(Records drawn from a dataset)

-- Opening Marker --

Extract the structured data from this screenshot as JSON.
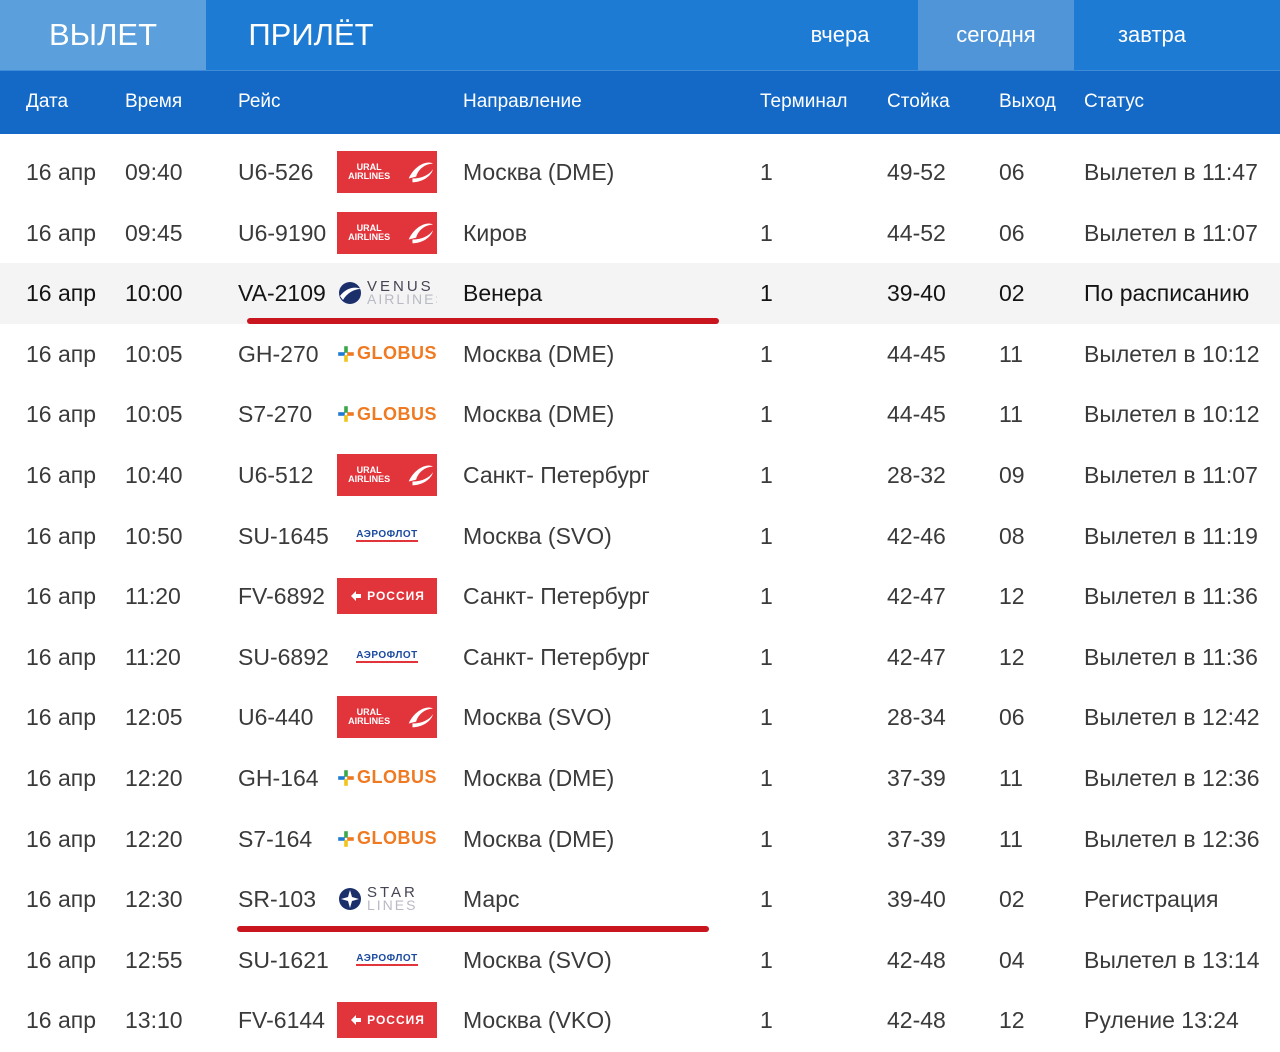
{
  "tabs": {
    "departure": "ВЫЛЕТ",
    "arrival": "ПРИЛЁТ"
  },
  "days": {
    "yesterday": "вчера",
    "today": "сегодня",
    "tomorrow": "завтра"
  },
  "columns": {
    "date": "Дата",
    "time": "Время",
    "flight": "Рейс",
    "direction": "Направление",
    "terminal": "Терминал",
    "desk": "Стойка",
    "gate": "Выход",
    "status": "Статус"
  },
  "colors": {
    "topbar": "#1e7bd3",
    "header": "#1469c6",
    "active_tab": "#5b9fdc",
    "underline": "#c8151e"
  },
  "flights": [
    {
      "date": "16 апр",
      "time": "09:40",
      "flight": "U6-526",
      "airline": "ural",
      "direction": "Москва (DME)",
      "terminal": "1",
      "desk": "49-52",
      "gate": "06",
      "status": "Вылетел в 11:47"
    },
    {
      "date": "16 апр",
      "time": "09:45",
      "flight": "U6-9190",
      "airline": "ural",
      "direction": "Киров",
      "terminal": "1",
      "desk": "44-52",
      "gate": "06",
      "status": "Вылетел в 11:07"
    },
    {
      "date": "16 апр",
      "time": "10:00",
      "flight": "VA-2109",
      "airline": "venus",
      "direction": "Венера",
      "terminal": "1",
      "desk": "39-40",
      "gate": "02",
      "status": "По расписанию",
      "highlight": true,
      "underlined": true
    },
    {
      "date": "16 апр",
      "time": "10:05",
      "flight": "GH-270",
      "airline": "globus",
      "direction": "Москва (DME)",
      "terminal": "1",
      "desk": "44-45",
      "gate": "11",
      "status": "Вылетел в 10:12"
    },
    {
      "date": "16 апр",
      "time": "10:05",
      "flight": "S7-270",
      "airline": "globus",
      "direction": "Москва (DME)",
      "terminal": "1",
      "desk": "44-45",
      "gate": "11",
      "status": "Вылетел в 10:12"
    },
    {
      "date": "16 апр",
      "time": "10:40",
      "flight": "U6-512",
      "airline": "ural",
      "direction": "Санкт- Петербург",
      "terminal": "1",
      "desk": "28-32",
      "gate": "09",
      "status": "Вылетел в 11:07"
    },
    {
      "date": "16 апр",
      "time": "10:50",
      "flight": "SU-1645",
      "airline": "aeroflot",
      "direction": "Москва (SVO)",
      "terminal": "1",
      "desk": "42-46",
      "gate": "08",
      "status": "Вылетел в 11:19"
    },
    {
      "date": "16 апр",
      "time": "11:20",
      "flight": "FV-6892",
      "airline": "rossiya",
      "direction": "Санкт- Петербург",
      "terminal": "1",
      "desk": "42-47",
      "gate": "12",
      "status": "Вылетел в 11:36"
    },
    {
      "date": "16 апр",
      "time": "11:20",
      "flight": "SU-6892",
      "airline": "aeroflot",
      "direction": "Санкт- Петербург",
      "terminal": "1",
      "desk": "42-47",
      "gate": "12",
      "status": "Вылетел в 11:36"
    },
    {
      "date": "16 апр",
      "time": "12:05",
      "flight": "U6-440",
      "airline": "ural",
      "direction": "Москва (SVO)",
      "terminal": "1",
      "desk": "28-34",
      "gate": "06",
      "status": "Вылетел в 12:42"
    },
    {
      "date": "16 апр",
      "time": "12:20",
      "flight": "GH-164",
      "airline": "globus",
      "direction": "Москва (DME)",
      "terminal": "1",
      "desk": "37-39",
      "gate": "11",
      "status": "Вылетел в 12:36"
    },
    {
      "date": "16 апр",
      "time": "12:20",
      "flight": "S7-164",
      "airline": "globus",
      "direction": "Москва (DME)",
      "terminal": "1",
      "desk": "37-39",
      "gate": "11",
      "status": "Вылетел в 12:36"
    },
    {
      "date": "16 апр",
      "time": "12:30",
      "flight": "SR-103",
      "airline": "star",
      "direction": "Марс",
      "terminal": "1",
      "desk": "39-40",
      "gate": "02",
      "status": "Регистрация",
      "underlined": true
    },
    {
      "date": "16 апр",
      "time": "12:55",
      "flight": "SU-1621",
      "airline": "aeroflot",
      "direction": "Москва (SVO)",
      "terminal": "1",
      "desk": "42-48",
      "gate": "04",
      "status": "Вылетел в 13:14"
    },
    {
      "date": "16 апр",
      "time": "13:10",
      "flight": "FV-6144",
      "airline": "rossiya",
      "direction": "Москва (VKO)",
      "terminal": "1",
      "desk": "42-48",
      "gate": "12",
      "status": "Руление 13:24"
    }
  ],
  "logos": {
    "ural": {
      "icon": "ural-airlines-logo",
      "text": "URAL AIRLINES"
    },
    "rossiya": {
      "icon": "rossiya-logo",
      "text": "РОССИЯ"
    },
    "globus": {
      "icon": "globus-logo",
      "text": "GLOBUS"
    },
    "aeroflot": {
      "icon": "aeroflot-logo",
      "text": "АЭРОФЛОТ"
    },
    "venus": {
      "icon": "venus-airlines-logo",
      "l1": "VENUS",
      "l2": "AIRLINES"
    },
    "star": {
      "icon": "star-lines-logo",
      "l1": "STAR",
      "l2": "LINES"
    }
  }
}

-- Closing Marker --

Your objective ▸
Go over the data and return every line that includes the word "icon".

Output of the task ▸
      "icon": "ural-airlines-logo",
      "icon": "rossiya-logo",
      "icon": "globus-logo",
      "icon": "aeroflot-logo",
      "icon": "venus-airlines-logo",
      "icon": "star-lines-logo",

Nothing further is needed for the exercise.